Next week I will be installing some work at The Magdalen Project as part of the Scraptors‘ Scraptorzoic Era. This will be the last trail for me as part of the Scraptors group, although I will of course continue individually as a scraptor – working with recycled materials, as ever.

And now it’s nearly Spring, people traditionally turn their attention to gardening and perhaps a sculpture or two…

Africa, Wildlife and Art

I’m very proud to have roots in Africa.  David Attenborough’s recent BBC TV series has brought the continent to the fore and each film brings tears to my eyes – mingled emotions of sadness, nostalgia, amazement, joy, laughter, despair, pride, love…  Several people have commented to me on the memorable Dung Beetle and Ball episode, as I have an affinity with Dung Beetles.  I make sculptures of them, use one as my gravitas and even won David Shepherd’s 3-d Wildlife Artist of the Year Award (’09) with my Dung Beetle and Ball piece (see below).  Since my childhood, I’ve always been captivated by dung beetles.  Their attachment to dung, the backward ball-rolling, their striking appearance, strength and perseverance appeal to my interest in the extra-ordinary.  Worshipped by the Egyptians, they are also symbols of wealth and power.  My Dad used to (and still does!) enjoy picking up dried elephant dung on safaris (see also my brother’s Andrew Campbell safaris) or driving over it for fun, and I guess the dung thing has stuck.  Hopefully, more people now understand that the beetles roll balls with their back legs and why they love dung so much (nutrition, nest etc..).  In galleries I’ve had to reverse my beetles, after being placed the wrong way round!

This week I managed to catch the Wildlife Photographer of the Year exhibition at Bristol Museum before it ends (today).  Wildlife in all its guises – again raising all sorts of emotions with incredible images of nature – closeup, narrative, beauty and horror (mainly due to ‘sick people’ as my son succinctly put it).

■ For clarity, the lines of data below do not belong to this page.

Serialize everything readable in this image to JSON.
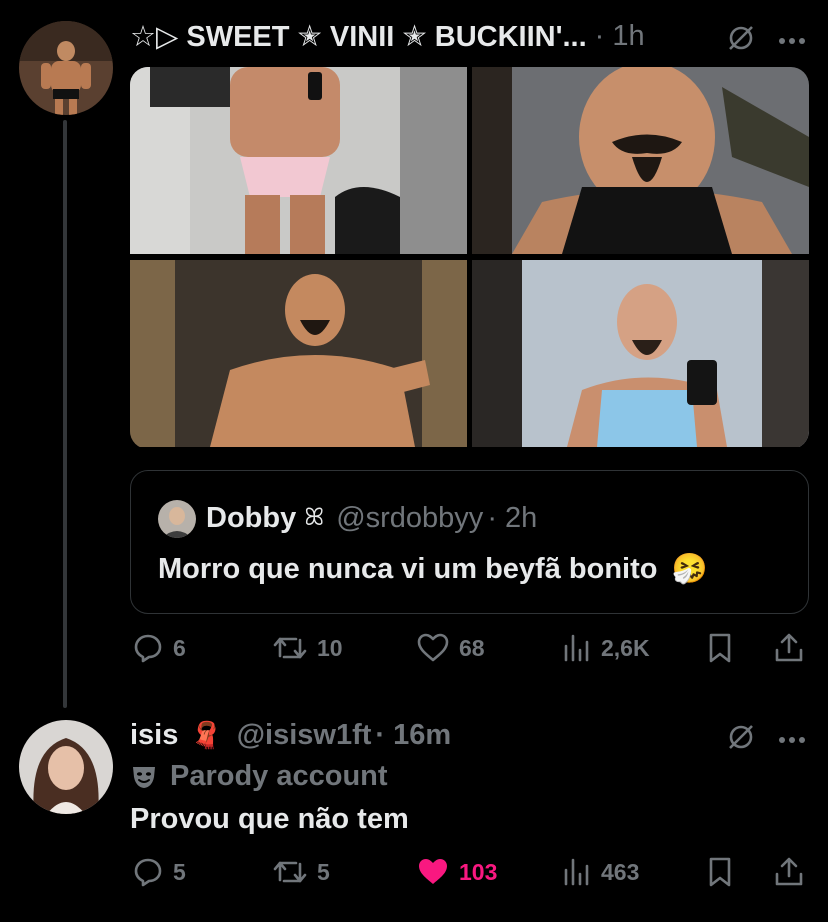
{
  "post": {
    "display_name": "☆▷ SWEET ✭ VINII ✭ BUCKIIN'...",
    "time": "· 1h",
    "media_count_alt": [
      "photo-pink-briefs-selfie",
      "photo-tank-top-goatee",
      "photo-shirtless-mirror",
      "photo-blue-tank-selfie"
    ],
    "quote": {
      "display_name": "Dobby",
      "name_emoji": "ꕤ",
      "handle": "@srdobbyy",
      "time": "· 2h",
      "text": "Morro que nunca vi um beyfã bonito",
      "emoji": "🤧"
    },
    "stats": {
      "replies": "6",
      "reposts": "10",
      "likes": "68",
      "views": "2,6K"
    }
  },
  "reply": {
    "display_name": "isis",
    "name_emoji": "🧣",
    "handle": "@isisw1ft",
    "time": "· 16m",
    "parody_label": "Parody account",
    "text": "Provou que não tem",
    "stats": {
      "replies": "5",
      "reposts": "5",
      "likes": "103",
      "views": "463"
    }
  },
  "colors": {
    "background": "#000000",
    "muted": "#71767b",
    "like_active": "#f91880",
    "border": "#2f3336"
  }
}
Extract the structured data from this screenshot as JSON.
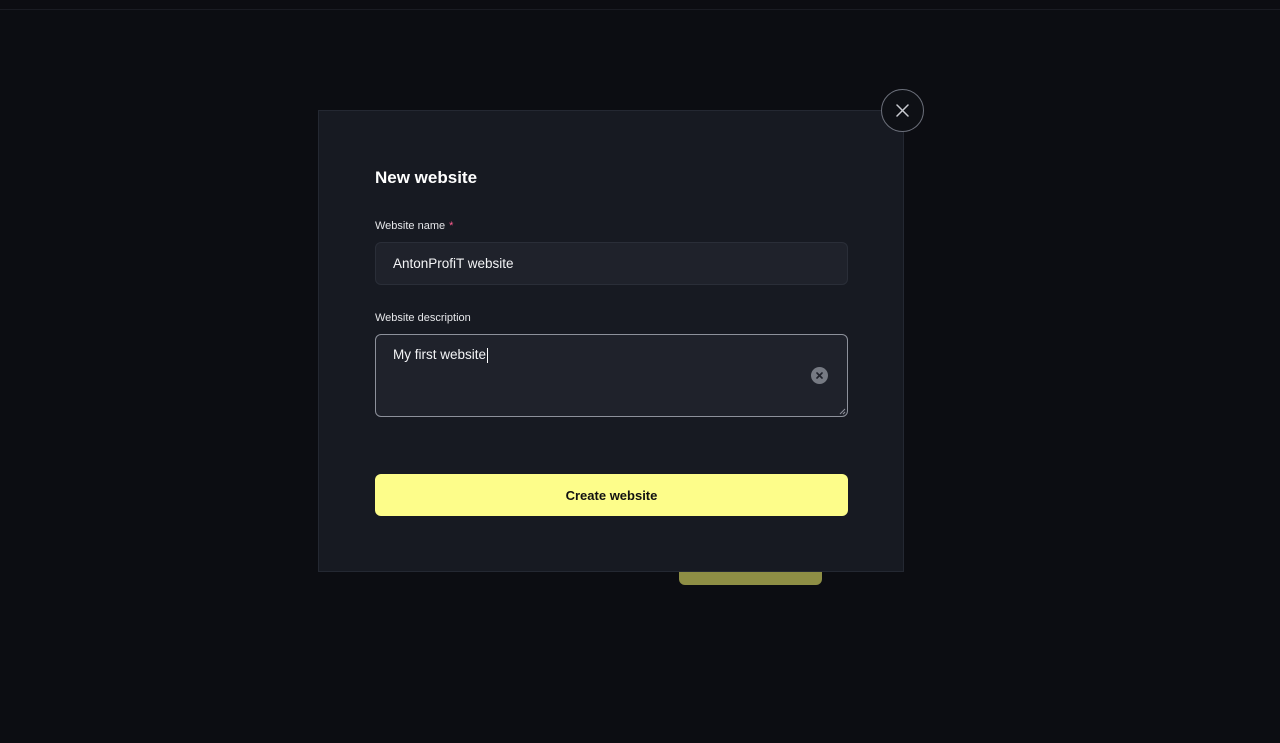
{
  "modal": {
    "title": "New website",
    "name_field": {
      "label": "Website name",
      "required_marker": "*",
      "value": "AntonProfiT website"
    },
    "description_field": {
      "label": "Website description",
      "value": "My first website"
    },
    "submit_label": "Create website"
  },
  "icons": {
    "close": "close-icon",
    "clear": "clear-input-icon",
    "resize": "resize-handle-icon"
  },
  "colors": {
    "background": "#0c0d12",
    "modal_background": "#171a22",
    "input_background": "#1f222b",
    "accent": "#fdfd8a",
    "required": "#ff5d8f"
  }
}
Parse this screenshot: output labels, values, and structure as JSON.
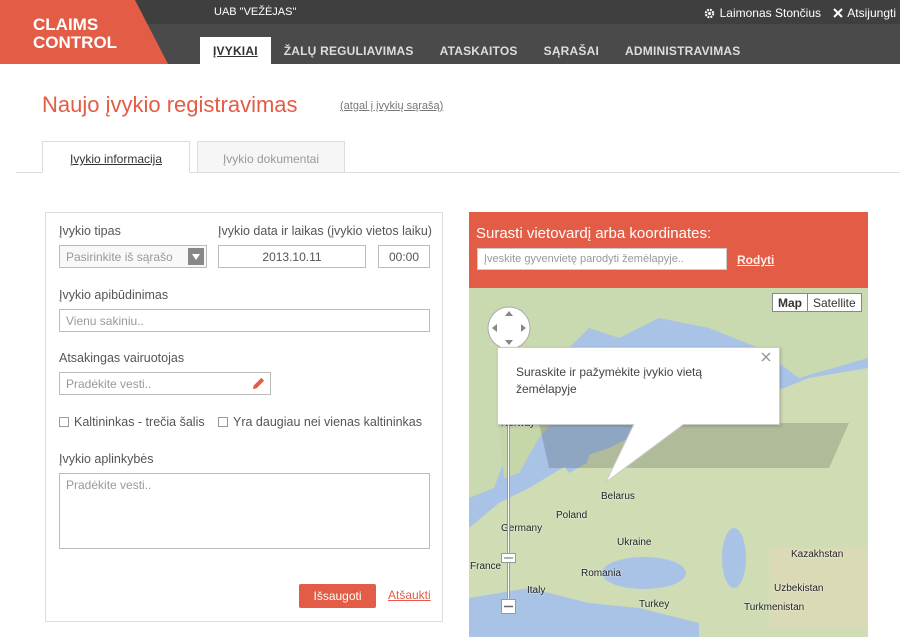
{
  "header": {
    "logo_line1": "CLAIMS",
    "logo_line2": "CONTROL",
    "company": "UAB \"VEŽĖJAS\"",
    "user_name": "Laimonas Stončius",
    "logout_label": "Atsijungti",
    "nav": [
      {
        "label": "ĮVYKIAI",
        "active": true
      },
      {
        "label": "ŽALŲ REGULIAVIMAS"
      },
      {
        "label": "ATASKAITOS"
      },
      {
        "label": "SĄRAŠAI"
      },
      {
        "label": "ADMINISTRAVIMAS"
      }
    ]
  },
  "page": {
    "title": "Naujo įvykio registravimas",
    "back_link": "(atgal į įvykių sąrašą)"
  },
  "tabs": [
    {
      "label": "Įvykio informacija",
      "active": true
    },
    {
      "label": "Įvykio dokumentai"
    }
  ],
  "form": {
    "type_label": "Įvykio tipas",
    "type_placeholder": "Pasirinkite iš sąrašo",
    "date_label": "Įvykio data ir laikas (įvykio vietos laiku)",
    "date_value": "2013.10.11",
    "time_value": "00:00",
    "description_label": "Įvykio apibūdinimas",
    "description_placeholder": "Vienu sakiniu..",
    "driver_label": "Atsakingas vairuotojas",
    "driver_placeholder": "Pradėkite vesti..",
    "chk_third_party": "Kaltininkas - trečia šalis",
    "chk_multiple": "Yra daugiau nei vienas kaltininkas",
    "circumstances_label": "Įvykio aplinkybės",
    "circumstances_placeholder": "Pradėkite vesti..",
    "save_label": "Išsaugoti",
    "cancel_label": "Atšaukti"
  },
  "map": {
    "title": "Surasti vietovardį arba koordinates:",
    "search_placeholder": "Įveskite gyvenvietę parodyti žemėlapyje..",
    "show_label": "Rodyti",
    "type_map": "Map",
    "type_satellite": "Satellite",
    "bubble_text": "Suraskite ir pažymėkite įvykio vietą žemėlapyje",
    "labels": {
      "norway": "Norway",
      "belarus": "Belarus",
      "poland": "Poland",
      "germany": "Germany",
      "ukraine": "Ukraine",
      "kazakhstan": "Kazakhstan",
      "france": "France",
      "romania": "Romania",
      "italy": "Italy",
      "uzbekistan": "Uzbekistan",
      "turkey": "Turkey",
      "turkmenistan": "Turkmenistan"
    }
  },
  "colors": {
    "brand": "#e35c45",
    "header_bg": "#4a4a4a"
  }
}
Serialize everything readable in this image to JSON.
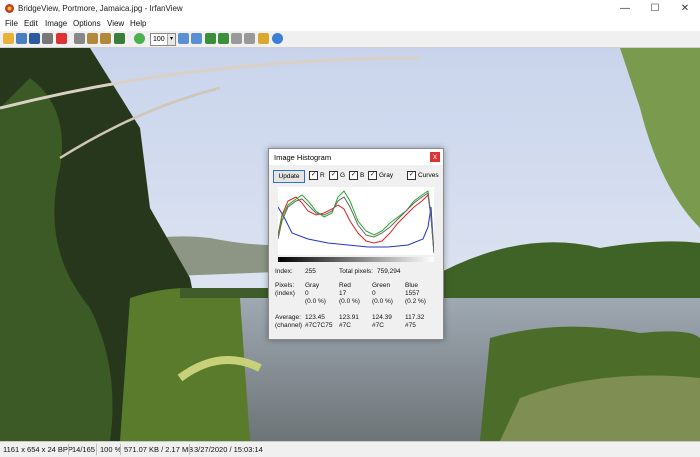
{
  "window": {
    "title": "BridgeView, Portmore, Jamaica.jpg - IrfanView",
    "min": "—",
    "max": "☐",
    "close": "✕"
  },
  "menu": [
    "File",
    "Edit",
    "Image",
    "Options",
    "View",
    "Help"
  ],
  "toolbar": {
    "zoom_value": "100",
    "zoom_arrow": "▾"
  },
  "status": {
    "dimensions": "1161 x 654 x 24 BPP",
    "index": "14/165",
    "zoom": "100 %",
    "size": "571.07 KB / 2.17 MB",
    "datetime": "3/27/2020 / 15:03:14"
  },
  "histogram_dialog": {
    "title": "Image Histogram",
    "close": "x",
    "update_button": "Update",
    "check": {
      "r": "R",
      "g": "G",
      "b": "B",
      "gray": "Gray",
      "curves": "Curves",
      "mark": "✓"
    },
    "index_label": "Index:",
    "index_value": "255",
    "total_label": "Total pixels:",
    "total_value": "759,294",
    "pixels_label": "Pixels:",
    "pixels_sub": "(index)",
    "average_label": "Average:",
    "average_sub": "(channel)",
    "columns": [
      {
        "name": "Gray",
        "pixels": "0",
        "pct": "(0.0 %)",
        "avg": "123.45",
        "hex": "#7C7C75"
      },
      {
        "name": "Red",
        "pixels": "17",
        "pct": "(0.0 %)",
        "avg": "123.91",
        "hex": "#7C"
      },
      {
        "name": "Green",
        "pixels": "0",
        "pct": "(0.0 %)",
        "avg": "124.39",
        "hex": "#7C"
      },
      {
        "name": "Blue",
        "pixels": "1557",
        "pct": "(0.2 %)",
        "avg": "117.32",
        "hex": "#75"
      }
    ]
  }
}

My son and I then popped to the Arnolfini’s Worktable event as part of IBT13, passing IBT’s fake moon rising in College Green on our way to the harbourside.  Worktable is a drop-by interactive artwork by Kate McIntosh set in connected shipping containers with microphones to record the antics. We chose an item to use/smash up (rollerskate), which was great fun to do in a room on our own, then had to artfully re-assemble someone else’s trashed object (car) in a shared room with other creative participants, with very basic materials. Equally exciting was seeing the results of everyone else’s handiwork at the end.  Challenging work – good for lateral thinking with no pre-conceived ideas.  Project ends later today.